WORK INSTRUCTIONS: Using the data that follows, give the number of lines where the string "this" occurs, and nothing else.

INFORMATION SHOWN:

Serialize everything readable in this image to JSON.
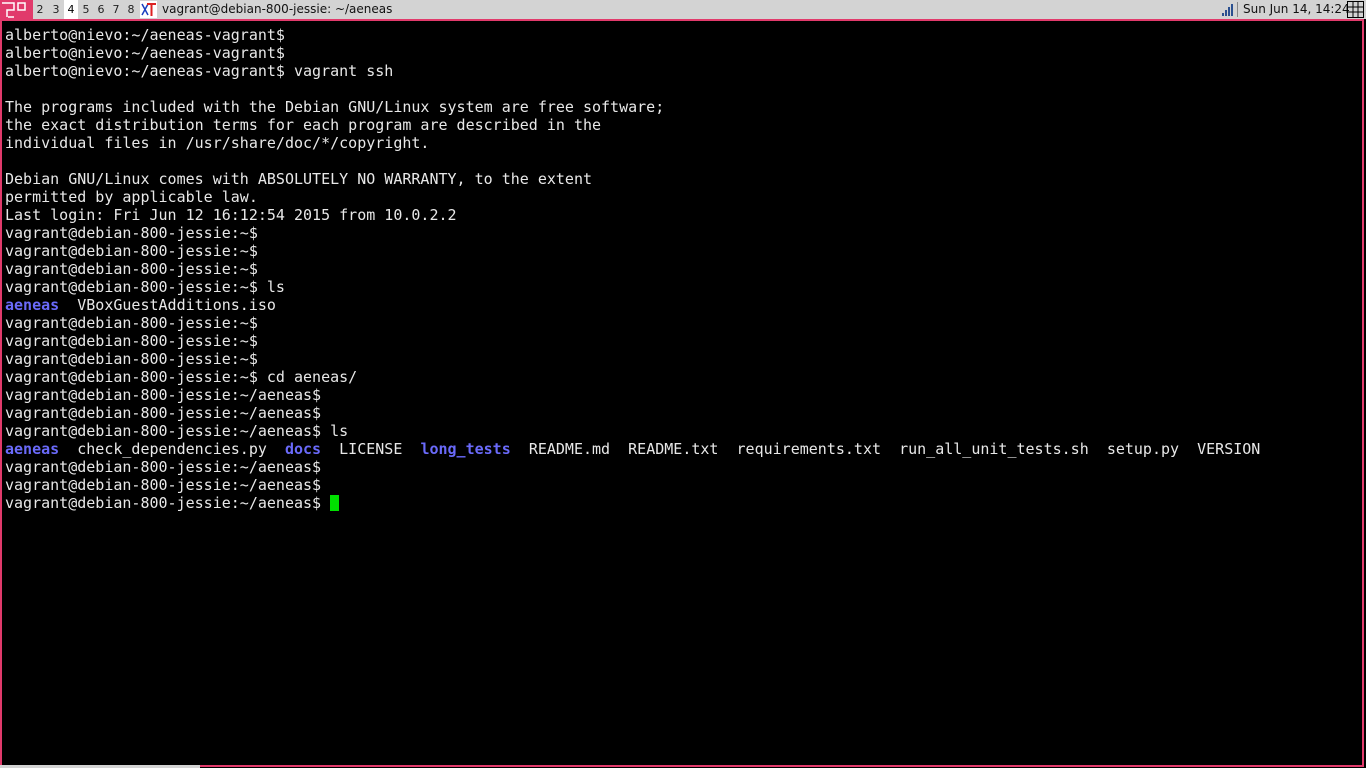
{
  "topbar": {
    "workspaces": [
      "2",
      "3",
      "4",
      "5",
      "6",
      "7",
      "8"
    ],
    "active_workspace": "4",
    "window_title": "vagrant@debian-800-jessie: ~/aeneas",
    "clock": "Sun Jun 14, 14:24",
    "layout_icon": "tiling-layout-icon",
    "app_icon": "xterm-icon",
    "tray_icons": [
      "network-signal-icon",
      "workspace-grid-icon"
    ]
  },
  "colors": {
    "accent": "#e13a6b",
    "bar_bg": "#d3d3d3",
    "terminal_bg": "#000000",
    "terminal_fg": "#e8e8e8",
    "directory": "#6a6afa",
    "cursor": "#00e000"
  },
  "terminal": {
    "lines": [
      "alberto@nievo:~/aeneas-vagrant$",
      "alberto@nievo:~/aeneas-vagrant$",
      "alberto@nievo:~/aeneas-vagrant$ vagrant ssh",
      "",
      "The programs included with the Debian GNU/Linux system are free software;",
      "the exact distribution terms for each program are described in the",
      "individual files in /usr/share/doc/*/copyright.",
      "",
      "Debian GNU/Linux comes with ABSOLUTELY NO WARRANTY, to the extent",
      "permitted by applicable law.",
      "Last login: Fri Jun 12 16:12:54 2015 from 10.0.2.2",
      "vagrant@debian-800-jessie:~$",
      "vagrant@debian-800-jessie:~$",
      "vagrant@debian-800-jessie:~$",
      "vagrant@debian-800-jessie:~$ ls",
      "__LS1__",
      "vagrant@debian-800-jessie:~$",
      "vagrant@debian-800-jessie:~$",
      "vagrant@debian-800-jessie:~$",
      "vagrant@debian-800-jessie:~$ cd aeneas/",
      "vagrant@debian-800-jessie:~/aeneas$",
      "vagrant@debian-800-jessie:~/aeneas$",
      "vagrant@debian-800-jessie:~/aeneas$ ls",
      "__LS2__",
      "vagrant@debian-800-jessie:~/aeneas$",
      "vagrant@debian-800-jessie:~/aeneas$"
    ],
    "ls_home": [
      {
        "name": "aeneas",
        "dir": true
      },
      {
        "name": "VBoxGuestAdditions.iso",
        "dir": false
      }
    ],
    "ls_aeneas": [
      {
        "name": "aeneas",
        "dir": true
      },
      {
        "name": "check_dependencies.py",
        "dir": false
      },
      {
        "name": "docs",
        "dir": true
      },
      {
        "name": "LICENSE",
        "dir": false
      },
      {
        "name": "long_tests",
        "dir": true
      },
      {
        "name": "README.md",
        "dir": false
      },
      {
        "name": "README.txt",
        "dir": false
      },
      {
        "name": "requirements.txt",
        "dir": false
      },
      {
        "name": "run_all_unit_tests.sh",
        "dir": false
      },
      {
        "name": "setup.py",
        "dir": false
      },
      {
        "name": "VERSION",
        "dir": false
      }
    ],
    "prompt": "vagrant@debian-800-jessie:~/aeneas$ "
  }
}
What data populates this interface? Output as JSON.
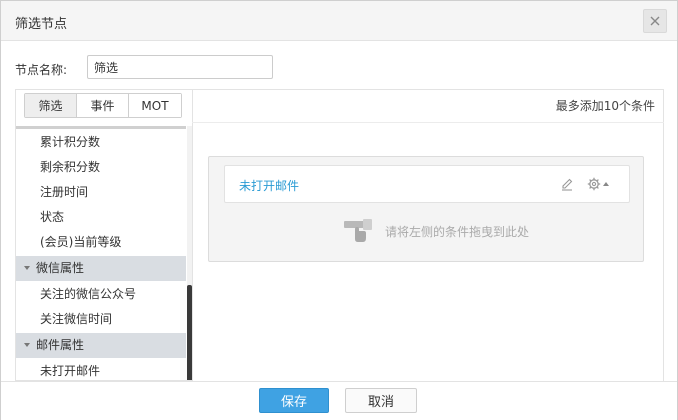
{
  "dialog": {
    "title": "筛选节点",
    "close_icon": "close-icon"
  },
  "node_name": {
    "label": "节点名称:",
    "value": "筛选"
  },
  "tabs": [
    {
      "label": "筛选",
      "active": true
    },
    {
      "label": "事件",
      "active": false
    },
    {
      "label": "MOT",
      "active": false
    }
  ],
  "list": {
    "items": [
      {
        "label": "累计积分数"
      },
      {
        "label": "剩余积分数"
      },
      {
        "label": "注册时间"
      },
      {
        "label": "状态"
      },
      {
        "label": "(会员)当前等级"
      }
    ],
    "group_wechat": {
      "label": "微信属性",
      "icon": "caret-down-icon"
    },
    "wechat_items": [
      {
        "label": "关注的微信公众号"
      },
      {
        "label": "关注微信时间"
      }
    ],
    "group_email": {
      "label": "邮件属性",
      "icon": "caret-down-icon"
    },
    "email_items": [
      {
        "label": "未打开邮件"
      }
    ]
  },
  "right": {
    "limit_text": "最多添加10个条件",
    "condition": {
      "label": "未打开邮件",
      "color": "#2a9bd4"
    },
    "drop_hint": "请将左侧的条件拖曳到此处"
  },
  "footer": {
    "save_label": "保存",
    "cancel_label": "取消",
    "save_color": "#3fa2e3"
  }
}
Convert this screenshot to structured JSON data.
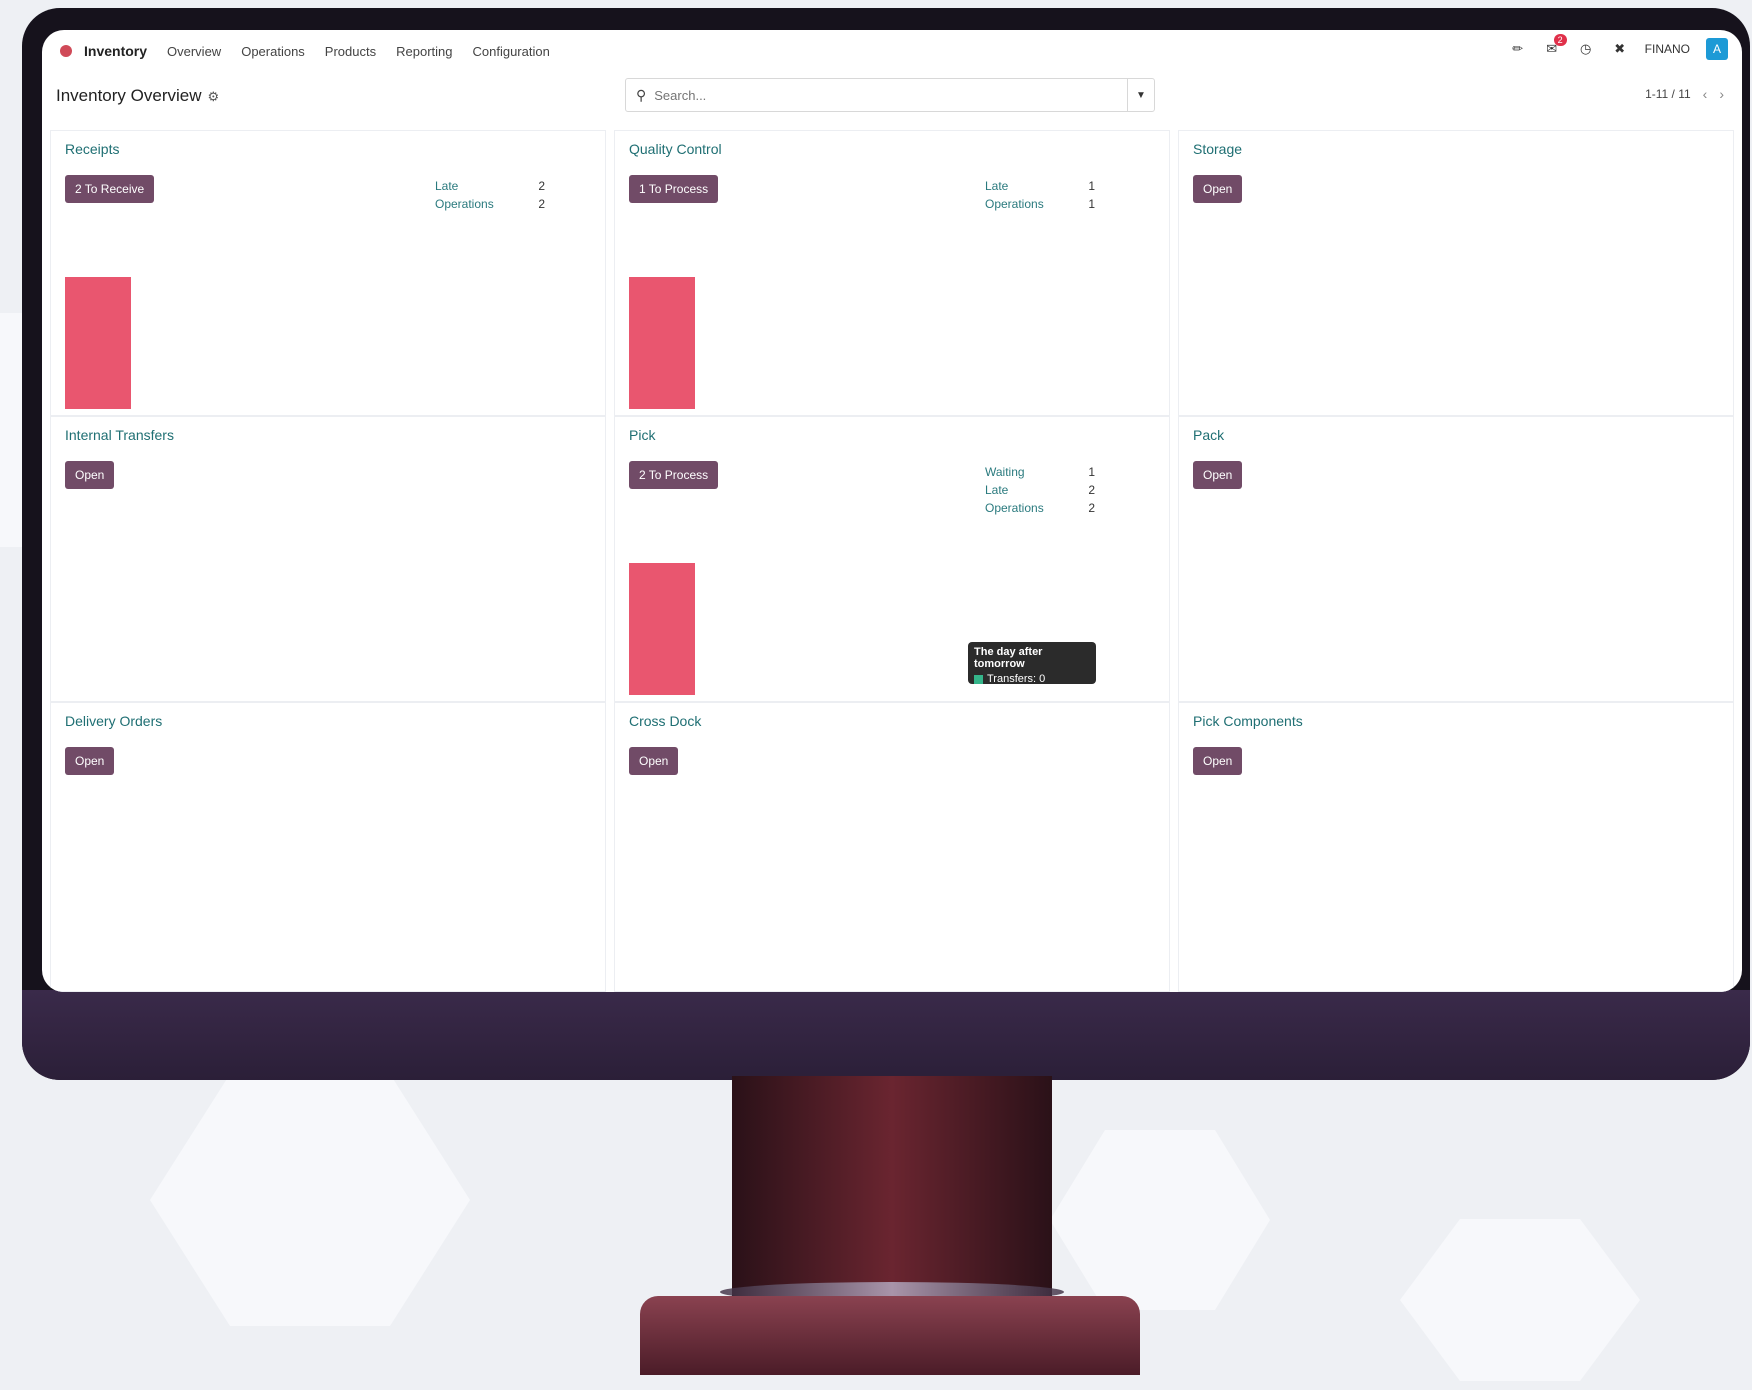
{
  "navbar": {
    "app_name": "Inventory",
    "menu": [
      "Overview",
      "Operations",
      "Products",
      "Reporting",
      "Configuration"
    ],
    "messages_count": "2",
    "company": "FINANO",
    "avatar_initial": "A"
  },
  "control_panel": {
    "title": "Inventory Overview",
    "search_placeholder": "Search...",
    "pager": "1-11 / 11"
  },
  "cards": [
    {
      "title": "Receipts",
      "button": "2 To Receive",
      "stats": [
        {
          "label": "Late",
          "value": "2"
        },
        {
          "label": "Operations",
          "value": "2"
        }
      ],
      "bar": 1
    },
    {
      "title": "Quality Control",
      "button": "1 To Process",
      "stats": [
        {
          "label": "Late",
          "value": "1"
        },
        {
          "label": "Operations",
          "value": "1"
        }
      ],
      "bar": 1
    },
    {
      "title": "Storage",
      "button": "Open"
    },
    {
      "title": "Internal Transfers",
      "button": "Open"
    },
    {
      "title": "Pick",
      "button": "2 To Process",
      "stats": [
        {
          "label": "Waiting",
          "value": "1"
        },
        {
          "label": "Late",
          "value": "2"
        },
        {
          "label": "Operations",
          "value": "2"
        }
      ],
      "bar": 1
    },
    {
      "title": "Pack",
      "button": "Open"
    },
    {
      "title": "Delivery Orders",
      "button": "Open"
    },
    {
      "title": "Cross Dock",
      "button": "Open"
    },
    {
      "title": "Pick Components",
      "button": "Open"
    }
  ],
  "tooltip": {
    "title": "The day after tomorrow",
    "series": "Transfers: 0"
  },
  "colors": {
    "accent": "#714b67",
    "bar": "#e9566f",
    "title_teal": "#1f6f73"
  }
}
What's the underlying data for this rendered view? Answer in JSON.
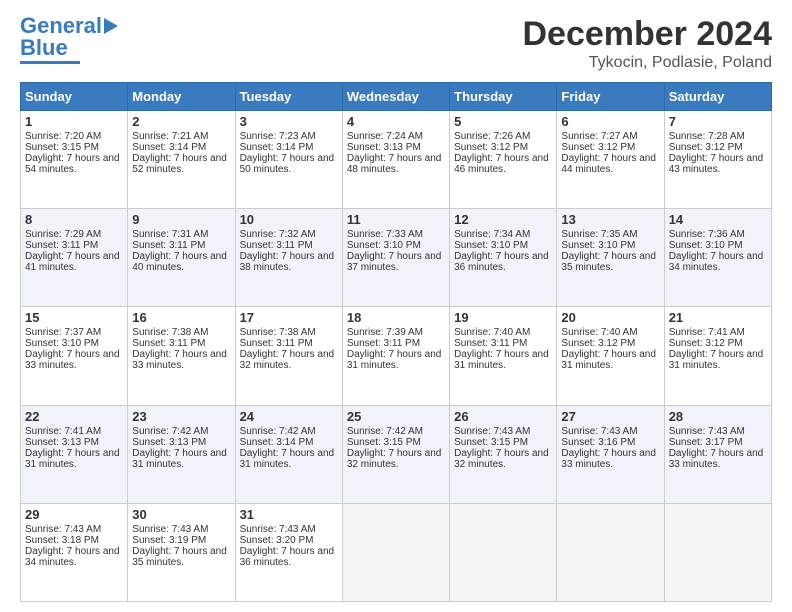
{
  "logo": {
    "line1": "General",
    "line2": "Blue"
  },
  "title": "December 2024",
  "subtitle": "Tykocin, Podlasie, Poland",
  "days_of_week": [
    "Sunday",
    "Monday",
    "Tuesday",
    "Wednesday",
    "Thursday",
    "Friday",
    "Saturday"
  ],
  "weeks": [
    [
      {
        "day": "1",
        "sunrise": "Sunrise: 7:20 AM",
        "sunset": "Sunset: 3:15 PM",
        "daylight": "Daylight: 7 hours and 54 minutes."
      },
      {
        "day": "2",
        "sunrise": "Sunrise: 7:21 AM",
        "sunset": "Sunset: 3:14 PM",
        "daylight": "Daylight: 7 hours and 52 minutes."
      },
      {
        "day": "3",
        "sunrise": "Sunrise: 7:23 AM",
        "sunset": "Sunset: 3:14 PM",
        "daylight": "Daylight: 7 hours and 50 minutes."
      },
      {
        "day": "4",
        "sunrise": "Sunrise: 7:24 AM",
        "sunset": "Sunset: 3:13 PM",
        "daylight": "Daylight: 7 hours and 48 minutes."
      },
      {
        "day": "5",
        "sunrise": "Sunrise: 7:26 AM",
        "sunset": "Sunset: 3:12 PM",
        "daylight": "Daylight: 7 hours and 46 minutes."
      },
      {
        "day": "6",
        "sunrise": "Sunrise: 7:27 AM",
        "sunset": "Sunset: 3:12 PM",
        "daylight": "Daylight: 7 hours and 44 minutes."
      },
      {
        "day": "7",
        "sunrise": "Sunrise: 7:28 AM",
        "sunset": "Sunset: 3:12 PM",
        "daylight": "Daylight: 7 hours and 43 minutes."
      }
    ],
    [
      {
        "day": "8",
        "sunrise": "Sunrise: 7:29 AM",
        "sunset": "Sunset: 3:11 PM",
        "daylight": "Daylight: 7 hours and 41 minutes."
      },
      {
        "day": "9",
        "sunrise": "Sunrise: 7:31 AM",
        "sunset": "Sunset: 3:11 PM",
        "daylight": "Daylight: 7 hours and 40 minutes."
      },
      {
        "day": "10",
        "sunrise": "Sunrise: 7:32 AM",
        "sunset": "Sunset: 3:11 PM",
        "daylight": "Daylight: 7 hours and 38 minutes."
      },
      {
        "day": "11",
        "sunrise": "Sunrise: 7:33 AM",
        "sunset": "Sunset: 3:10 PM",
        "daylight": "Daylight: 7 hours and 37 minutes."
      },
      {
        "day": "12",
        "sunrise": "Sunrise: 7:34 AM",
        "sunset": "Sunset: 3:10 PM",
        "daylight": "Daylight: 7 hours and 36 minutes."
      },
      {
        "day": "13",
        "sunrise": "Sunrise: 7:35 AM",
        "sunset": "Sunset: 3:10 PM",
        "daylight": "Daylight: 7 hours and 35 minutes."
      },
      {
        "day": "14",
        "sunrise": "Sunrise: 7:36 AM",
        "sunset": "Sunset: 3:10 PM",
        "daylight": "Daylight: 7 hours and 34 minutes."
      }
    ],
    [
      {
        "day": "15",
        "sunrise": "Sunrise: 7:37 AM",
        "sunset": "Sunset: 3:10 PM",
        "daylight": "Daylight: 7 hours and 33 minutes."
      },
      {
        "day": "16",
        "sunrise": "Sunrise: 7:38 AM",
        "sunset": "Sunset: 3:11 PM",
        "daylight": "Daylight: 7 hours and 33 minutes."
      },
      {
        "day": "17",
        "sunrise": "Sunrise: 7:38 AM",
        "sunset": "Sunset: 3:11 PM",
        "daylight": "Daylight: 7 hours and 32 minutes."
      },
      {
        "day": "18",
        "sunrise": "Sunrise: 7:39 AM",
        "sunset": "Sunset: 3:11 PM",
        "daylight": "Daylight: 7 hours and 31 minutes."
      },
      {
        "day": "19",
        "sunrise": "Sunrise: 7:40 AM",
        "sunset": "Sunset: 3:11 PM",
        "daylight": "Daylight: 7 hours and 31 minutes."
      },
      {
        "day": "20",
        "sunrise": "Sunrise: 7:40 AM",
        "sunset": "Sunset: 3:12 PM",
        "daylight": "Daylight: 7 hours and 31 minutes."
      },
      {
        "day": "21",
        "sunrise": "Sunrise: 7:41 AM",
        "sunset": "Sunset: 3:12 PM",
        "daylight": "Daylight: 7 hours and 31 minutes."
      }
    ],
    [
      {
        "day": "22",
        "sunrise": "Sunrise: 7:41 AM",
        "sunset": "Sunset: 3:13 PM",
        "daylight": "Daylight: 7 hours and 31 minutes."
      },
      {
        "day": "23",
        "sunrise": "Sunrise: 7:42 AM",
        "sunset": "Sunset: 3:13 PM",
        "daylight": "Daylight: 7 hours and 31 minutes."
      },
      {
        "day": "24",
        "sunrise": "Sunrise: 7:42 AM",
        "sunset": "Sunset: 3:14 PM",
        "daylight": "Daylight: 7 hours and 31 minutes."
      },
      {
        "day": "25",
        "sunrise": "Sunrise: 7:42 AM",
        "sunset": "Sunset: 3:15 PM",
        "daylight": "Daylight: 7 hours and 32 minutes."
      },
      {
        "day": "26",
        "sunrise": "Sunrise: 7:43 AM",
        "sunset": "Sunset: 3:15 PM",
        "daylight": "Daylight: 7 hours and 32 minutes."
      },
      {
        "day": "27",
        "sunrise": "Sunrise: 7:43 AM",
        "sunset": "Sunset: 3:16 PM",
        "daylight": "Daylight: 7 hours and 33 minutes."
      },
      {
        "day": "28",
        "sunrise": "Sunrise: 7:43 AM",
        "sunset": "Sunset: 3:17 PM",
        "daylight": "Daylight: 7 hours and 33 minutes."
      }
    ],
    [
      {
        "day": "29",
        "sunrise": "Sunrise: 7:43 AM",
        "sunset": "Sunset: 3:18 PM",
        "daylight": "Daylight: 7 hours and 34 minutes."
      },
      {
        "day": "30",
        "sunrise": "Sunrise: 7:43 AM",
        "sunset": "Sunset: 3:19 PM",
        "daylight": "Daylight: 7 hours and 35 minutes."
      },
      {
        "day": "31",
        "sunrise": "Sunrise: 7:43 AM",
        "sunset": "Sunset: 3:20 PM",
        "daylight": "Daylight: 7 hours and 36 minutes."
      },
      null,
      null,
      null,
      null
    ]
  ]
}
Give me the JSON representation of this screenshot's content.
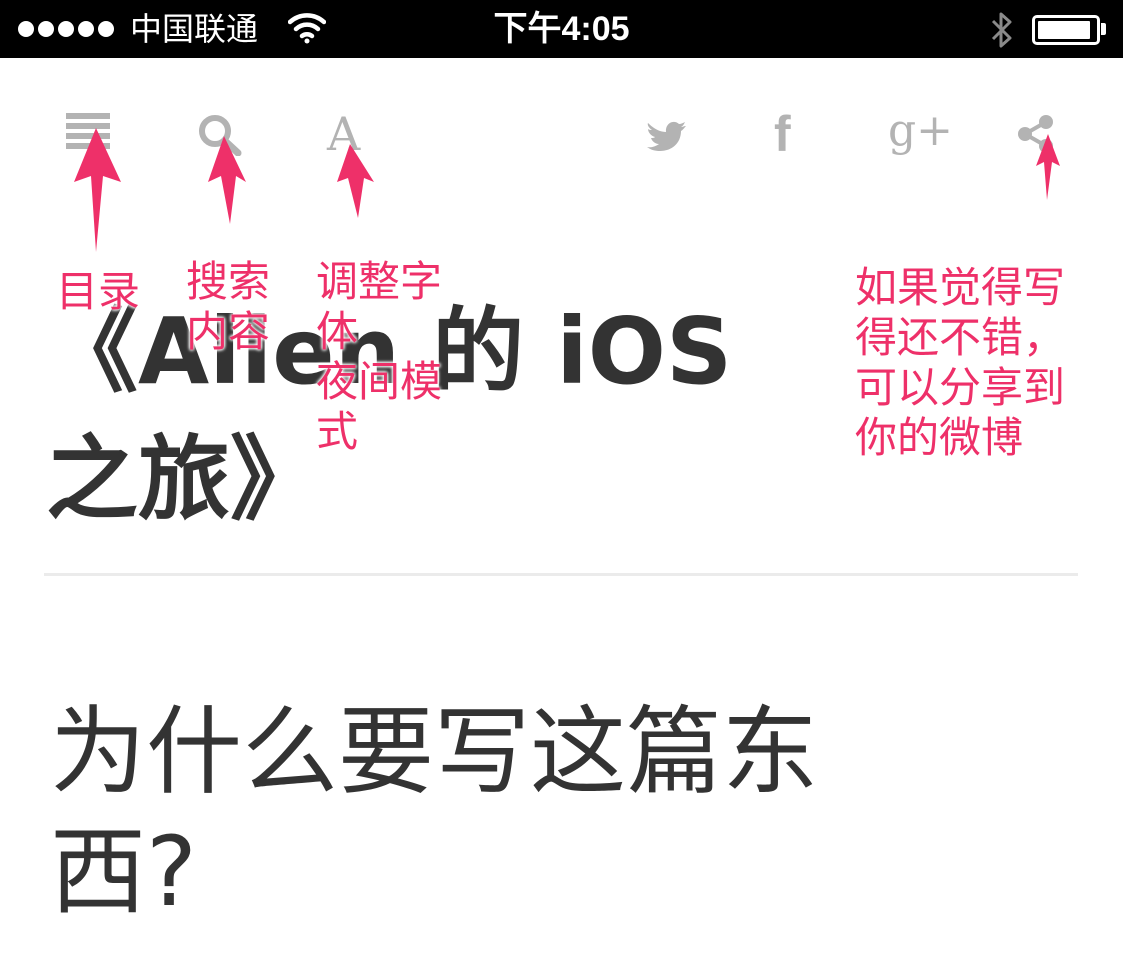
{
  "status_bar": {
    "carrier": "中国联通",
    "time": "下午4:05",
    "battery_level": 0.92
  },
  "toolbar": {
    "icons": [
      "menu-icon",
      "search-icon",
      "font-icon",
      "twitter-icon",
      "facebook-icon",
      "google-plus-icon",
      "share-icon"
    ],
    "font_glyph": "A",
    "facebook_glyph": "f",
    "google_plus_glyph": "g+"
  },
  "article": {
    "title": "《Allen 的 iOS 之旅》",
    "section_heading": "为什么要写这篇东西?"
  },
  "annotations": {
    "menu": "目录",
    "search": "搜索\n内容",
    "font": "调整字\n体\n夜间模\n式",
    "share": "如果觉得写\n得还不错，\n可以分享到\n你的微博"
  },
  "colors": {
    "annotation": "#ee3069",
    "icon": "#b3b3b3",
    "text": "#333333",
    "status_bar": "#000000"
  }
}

THE ANSWER: 5